There sure are people who donīt need to warmup a lot, and never really hurt themselves ( I also think it depends on factors like what strings you use, what kind of scale ( Gibson or Fender ) scale your guitar has, whether you use big stretches or wide bends etc. )
But I think you should not try to figure out your personal limit by hurting yourself.
When I warmup, I sit down on my chair. These days, I always tend to sit on the very edge of my chair, which helps me to keep my back kinda straight. I always used to hunch over the guitar, which isnīt very good for your back. So try to keep an upright posture.
I stretch my arms, i.e. put my left arm over my right shoulder, and pull my elbow a bit. YOu can hurt yourself right there, with those kind of exercises, by overdoing them.
I really try to roll and stretch my arms and shoulders.
First things I do with the guitar is:
- I do some slight bends, then do some bigger bends, starting out in the upper position, then moving down to the lower ones.
- I play some wide-stretched chords, like i.e. min and maj add9-bar chords, starting in the higher positions, moving down to the lower ones.
- Then I work on my right hand, doing some trem-picking on all strings, then doing several chromatic exercises. The chromatic "violin exercises" in Petrucciīs "Wild Stringdom" work very well for that.
Then I play modal scale all over the fretboard.
This whole procedure takes between 20-30 minutes.
I never really hurt myself, never had any real problems with muscles and / or sinews, but I know how much that can suck, and how many people have lost the ability to lose their full potential cause they didnīt pay attention to this.
Depending on what you play, playing the guitar can be a really demanding physical task for your hands, arms, shoulders... like a sport.
So just like you do when you do a sport in a serious manner, you need to make sure that you take care of your body...

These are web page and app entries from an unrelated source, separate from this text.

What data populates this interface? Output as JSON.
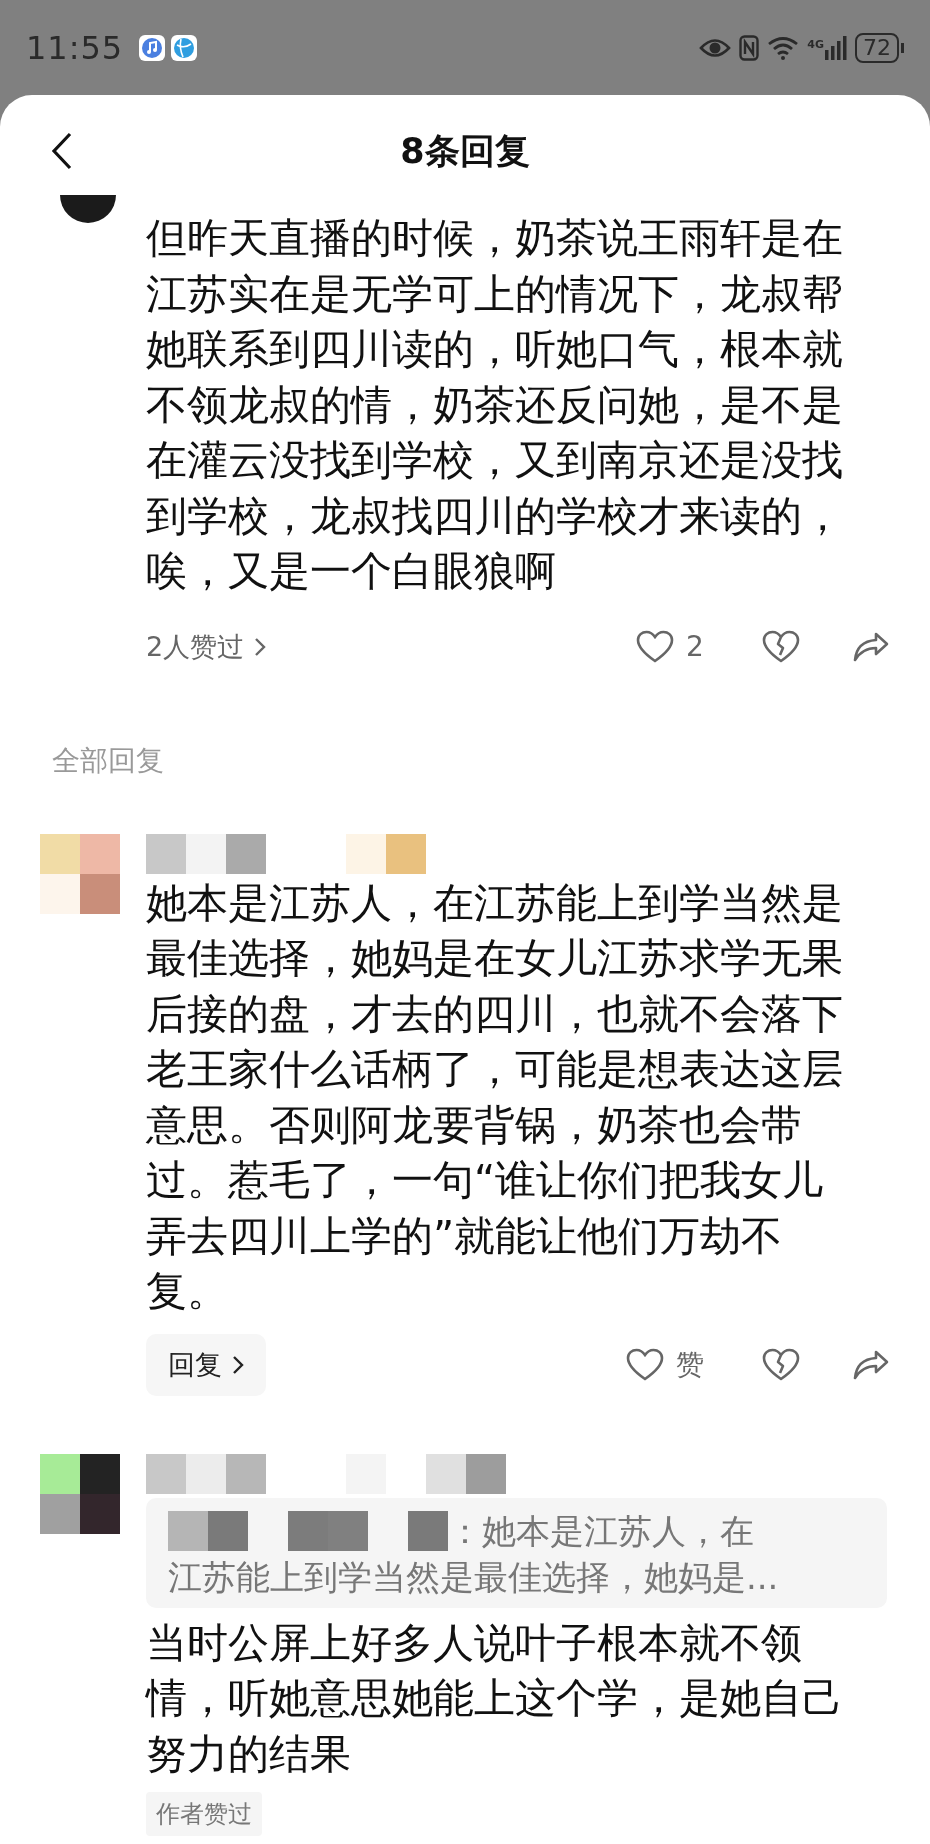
{
  "status_bar": {
    "time": "11:55",
    "network": "4G",
    "battery": "72"
  },
  "header": {
    "title": "8条回复"
  },
  "top_comment": {
    "text": "但昨天直播的时候，奶茶说王雨轩是在江苏实在是无学可上的情况下，龙叔帮她联系到四川读的，听她口气，根本就不领龙叔的情，奶茶还反问她，是不是在灌云没找到学校，又到南京还是没找到学校，龙叔找四川的学校才来读的，唉，又是一个白眼狼啊",
    "likers": "2人赞过",
    "like_count": "2"
  },
  "section_label": "全部回复",
  "replies": [
    {
      "kind": "plain",
      "text": "她本是江苏人，在江苏能上到学当然是最佳选择，她妈是在女儿江苏求学无果后接的盘，才去的四川，也就不会落下老王家什么话柄了，可能是想表达这层意思。否则阿龙要背锅，奶茶也会带过。惹毛了，一句“谁让你们把我女儿弄去四川上学的”就能让他们万劫不复。",
      "reply_label": "回复",
      "like_label": "赞"
    },
    {
      "kind": "quoted",
      "quote_start": "：她本是江苏人，在",
      "quote_rest": "江苏能上到学当然是最佳选择，她妈是...",
      "text": "当时公屏上好多人说叶子根本就不领情，听她意思她能上这个学，是她自己努力的结果",
      "tag": "作者赞过"
    }
  ]
}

thank you for sharing your experiences and thoughts regarding this topic.
needless to say, that even in this case, none of the excercises that I wrote are carved in stone. my personal needs are different from yours or others. things that work for me doesnīt necessarily have to work for others.
but even though we are talking about the guitar as our instrument, it needs our body ( or parts of it ) to be played.
and the more it is used the "better" it has to work.
just like a proper running car.
all I wanted and still want to figure out, is that everyone of us should do his/her very best to keep his/her "machine" properly running and not to overhear an upcoming motordamage.
and donīt forget to refill oil after each 1000km driven.
all the best to you guys,
Warming up was never a serious issue for me until I started to really get into the world of classical guitar. I struggled for several years with lower back pain and tension, something that can really sap the emotion from a performance. I basically came up with a three part prep-method for playing guitar (classical and other wise). First, a full body warm up: stretching the limbs and back, just getting loose and letting the blood flow. Second, paying careful attention to posture. This part will differ for everyone depending on their body type. Just find a position with as little tension as you can get where the guitar is held in a stable position. When sitting, my left foot is farther forward than my right etc.. posture is very important but I can't tell you how to do it.. just trial and error.. The third part is the actual guitar mechanics. Depending on the style of the piece I am working on this can include 3 note per string and 4-3 note per string scales, drop-2 seventh chords, a few wide stretch exercises, muted right hand speed picking, and , for classical, some right hand exercises focusing on angle of attack and flesh/nail contact. This is the way I pretty much prepare for serious practice sessions, and it all takes about 10 minutes. I'm not sure if any of this is relevant to your situation, just though I'd share.
P.S. - This is my first post on these forums. I've been following Guni's pages since it was guitar4u, it has always been an enlightening experience. Congradulations to Guni and Eric and all here at ibreathmusic and happy birthday.